BEGIN Given data
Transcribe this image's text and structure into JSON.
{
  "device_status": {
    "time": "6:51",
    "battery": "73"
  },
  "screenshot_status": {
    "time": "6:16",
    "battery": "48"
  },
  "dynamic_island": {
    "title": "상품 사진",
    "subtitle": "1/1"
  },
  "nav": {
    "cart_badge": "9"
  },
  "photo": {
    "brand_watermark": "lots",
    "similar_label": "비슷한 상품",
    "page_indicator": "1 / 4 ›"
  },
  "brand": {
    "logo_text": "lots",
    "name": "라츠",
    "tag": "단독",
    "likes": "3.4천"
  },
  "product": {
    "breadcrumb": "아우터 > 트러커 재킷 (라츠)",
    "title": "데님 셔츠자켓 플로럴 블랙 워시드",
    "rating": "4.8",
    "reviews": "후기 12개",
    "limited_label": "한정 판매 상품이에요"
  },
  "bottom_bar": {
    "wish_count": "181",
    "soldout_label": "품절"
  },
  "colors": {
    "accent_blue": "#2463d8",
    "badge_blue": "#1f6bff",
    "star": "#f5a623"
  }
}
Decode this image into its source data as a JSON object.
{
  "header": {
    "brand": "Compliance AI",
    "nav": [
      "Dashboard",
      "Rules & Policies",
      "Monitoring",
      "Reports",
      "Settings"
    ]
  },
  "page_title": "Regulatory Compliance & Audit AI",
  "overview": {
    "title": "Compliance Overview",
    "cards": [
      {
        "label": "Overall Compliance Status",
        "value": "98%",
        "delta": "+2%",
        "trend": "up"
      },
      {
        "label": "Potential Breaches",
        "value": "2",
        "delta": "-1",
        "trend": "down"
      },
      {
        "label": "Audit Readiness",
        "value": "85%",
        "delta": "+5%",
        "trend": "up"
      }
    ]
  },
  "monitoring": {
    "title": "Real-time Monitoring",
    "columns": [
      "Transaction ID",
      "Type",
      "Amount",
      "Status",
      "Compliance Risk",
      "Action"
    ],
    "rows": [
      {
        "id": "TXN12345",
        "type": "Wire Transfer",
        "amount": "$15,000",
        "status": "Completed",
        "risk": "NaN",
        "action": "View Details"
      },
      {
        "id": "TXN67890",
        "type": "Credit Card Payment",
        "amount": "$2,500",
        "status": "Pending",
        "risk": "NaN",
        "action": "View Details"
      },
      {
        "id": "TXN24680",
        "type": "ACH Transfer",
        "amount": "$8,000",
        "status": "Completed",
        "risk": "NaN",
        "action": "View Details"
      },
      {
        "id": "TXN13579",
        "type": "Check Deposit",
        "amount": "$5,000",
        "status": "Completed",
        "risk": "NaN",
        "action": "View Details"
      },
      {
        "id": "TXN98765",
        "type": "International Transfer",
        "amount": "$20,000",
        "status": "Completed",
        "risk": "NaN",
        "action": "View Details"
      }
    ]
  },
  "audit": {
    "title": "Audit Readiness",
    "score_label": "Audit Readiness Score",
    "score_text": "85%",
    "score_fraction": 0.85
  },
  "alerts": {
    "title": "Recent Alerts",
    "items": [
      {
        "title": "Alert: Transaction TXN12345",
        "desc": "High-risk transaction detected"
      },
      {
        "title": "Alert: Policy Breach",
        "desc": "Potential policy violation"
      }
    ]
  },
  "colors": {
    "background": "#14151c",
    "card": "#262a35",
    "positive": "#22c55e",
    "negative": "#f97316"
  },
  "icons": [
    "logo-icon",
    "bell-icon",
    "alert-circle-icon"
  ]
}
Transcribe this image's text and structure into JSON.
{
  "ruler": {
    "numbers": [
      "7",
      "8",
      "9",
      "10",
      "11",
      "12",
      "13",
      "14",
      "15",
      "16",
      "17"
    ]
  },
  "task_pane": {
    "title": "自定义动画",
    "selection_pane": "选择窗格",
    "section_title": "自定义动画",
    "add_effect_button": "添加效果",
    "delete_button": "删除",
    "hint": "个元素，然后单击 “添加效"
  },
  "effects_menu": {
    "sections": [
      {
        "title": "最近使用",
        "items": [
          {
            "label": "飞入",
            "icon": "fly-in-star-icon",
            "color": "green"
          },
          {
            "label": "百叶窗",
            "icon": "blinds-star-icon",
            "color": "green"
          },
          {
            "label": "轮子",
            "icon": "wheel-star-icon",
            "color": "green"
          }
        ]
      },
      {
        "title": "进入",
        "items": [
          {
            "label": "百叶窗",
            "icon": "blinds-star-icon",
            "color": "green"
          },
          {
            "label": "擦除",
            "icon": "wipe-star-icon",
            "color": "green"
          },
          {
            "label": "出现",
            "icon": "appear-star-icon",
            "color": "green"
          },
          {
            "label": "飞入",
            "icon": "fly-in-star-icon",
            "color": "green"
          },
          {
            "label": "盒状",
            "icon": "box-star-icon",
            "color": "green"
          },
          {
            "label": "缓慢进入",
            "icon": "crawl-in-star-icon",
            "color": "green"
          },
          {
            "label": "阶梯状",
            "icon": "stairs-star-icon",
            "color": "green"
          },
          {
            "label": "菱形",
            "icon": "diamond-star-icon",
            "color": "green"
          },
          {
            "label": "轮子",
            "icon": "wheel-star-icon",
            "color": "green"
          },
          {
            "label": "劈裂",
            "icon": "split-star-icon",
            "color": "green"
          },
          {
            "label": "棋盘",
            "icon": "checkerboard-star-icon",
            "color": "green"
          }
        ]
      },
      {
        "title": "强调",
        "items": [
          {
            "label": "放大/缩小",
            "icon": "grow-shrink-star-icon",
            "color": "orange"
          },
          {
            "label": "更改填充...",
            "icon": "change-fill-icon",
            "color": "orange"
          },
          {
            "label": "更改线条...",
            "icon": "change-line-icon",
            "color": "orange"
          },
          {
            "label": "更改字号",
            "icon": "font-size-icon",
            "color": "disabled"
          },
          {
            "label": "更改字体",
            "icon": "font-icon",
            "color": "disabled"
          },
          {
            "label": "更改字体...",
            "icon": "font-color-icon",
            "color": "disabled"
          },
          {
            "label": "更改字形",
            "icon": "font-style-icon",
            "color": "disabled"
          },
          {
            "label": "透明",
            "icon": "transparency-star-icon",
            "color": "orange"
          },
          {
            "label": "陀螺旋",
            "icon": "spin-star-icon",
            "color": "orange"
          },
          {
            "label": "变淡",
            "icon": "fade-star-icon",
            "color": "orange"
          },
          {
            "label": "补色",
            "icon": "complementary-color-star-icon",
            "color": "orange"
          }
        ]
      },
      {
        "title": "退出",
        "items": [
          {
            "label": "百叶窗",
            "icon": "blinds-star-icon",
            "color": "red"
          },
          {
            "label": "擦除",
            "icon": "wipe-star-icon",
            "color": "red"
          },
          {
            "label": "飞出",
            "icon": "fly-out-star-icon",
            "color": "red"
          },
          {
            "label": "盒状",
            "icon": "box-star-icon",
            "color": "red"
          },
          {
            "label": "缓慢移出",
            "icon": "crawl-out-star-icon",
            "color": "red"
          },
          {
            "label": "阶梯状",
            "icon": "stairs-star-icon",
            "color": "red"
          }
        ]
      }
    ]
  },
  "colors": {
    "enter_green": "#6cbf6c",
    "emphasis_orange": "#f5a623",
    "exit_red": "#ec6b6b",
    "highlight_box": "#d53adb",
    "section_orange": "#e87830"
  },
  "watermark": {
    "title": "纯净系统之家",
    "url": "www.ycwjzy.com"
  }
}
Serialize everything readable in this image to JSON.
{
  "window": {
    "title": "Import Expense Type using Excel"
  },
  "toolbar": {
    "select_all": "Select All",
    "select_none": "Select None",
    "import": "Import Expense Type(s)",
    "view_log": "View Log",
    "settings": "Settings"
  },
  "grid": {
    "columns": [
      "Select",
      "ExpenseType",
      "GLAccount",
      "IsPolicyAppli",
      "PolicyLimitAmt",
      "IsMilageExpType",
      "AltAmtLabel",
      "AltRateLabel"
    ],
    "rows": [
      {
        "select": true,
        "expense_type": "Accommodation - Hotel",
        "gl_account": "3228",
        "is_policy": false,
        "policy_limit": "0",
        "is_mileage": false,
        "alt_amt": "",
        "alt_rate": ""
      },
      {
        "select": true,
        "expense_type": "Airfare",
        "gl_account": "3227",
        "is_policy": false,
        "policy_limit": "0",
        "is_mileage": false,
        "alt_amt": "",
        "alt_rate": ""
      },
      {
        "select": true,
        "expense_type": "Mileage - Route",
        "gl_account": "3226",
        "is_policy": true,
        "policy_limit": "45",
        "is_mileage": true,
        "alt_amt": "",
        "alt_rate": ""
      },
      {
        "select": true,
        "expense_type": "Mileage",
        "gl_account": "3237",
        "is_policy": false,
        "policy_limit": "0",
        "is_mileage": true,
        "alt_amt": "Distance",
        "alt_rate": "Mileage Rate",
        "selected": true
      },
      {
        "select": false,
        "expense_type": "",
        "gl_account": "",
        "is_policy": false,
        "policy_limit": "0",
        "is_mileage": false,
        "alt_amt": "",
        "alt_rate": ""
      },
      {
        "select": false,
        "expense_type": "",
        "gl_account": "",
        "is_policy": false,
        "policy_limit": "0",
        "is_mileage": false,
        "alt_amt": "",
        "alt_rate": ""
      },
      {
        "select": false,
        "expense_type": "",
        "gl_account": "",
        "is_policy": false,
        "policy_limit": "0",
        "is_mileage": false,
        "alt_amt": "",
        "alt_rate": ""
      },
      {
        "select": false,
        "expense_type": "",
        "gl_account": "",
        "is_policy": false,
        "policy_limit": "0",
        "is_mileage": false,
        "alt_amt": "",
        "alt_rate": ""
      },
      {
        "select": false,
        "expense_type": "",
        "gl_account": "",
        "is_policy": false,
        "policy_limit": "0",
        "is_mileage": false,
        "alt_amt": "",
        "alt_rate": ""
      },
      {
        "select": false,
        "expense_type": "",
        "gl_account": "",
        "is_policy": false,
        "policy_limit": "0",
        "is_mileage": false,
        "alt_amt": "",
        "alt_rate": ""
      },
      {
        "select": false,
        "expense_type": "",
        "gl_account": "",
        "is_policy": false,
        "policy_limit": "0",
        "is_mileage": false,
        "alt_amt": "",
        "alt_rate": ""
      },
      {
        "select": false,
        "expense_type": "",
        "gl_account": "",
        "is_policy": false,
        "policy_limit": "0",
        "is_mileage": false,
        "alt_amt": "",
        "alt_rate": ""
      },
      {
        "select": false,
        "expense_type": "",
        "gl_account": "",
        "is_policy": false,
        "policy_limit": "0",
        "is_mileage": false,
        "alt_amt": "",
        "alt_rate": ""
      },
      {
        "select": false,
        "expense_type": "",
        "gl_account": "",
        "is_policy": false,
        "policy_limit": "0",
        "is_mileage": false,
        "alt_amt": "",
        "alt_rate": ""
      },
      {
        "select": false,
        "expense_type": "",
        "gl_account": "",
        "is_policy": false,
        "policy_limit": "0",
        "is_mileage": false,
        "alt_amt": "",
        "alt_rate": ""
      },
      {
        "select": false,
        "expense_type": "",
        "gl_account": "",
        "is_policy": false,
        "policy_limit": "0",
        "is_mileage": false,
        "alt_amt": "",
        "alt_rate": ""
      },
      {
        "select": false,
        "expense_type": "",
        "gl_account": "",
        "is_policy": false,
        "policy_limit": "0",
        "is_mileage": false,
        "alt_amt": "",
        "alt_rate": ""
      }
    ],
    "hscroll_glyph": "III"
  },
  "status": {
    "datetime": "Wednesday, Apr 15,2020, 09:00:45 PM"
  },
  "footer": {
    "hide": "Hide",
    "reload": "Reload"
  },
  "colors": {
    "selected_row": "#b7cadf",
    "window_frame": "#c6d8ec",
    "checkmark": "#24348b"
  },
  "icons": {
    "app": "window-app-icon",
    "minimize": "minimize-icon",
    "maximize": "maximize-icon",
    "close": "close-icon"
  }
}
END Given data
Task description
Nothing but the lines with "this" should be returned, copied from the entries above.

Solved exercise
Transcribe this image's text and structure into JSON.
Decode this image into its source data as a JSON object.
Transcribe this image's text and structure into JSON.
Serialize everything readable in this image to JSON.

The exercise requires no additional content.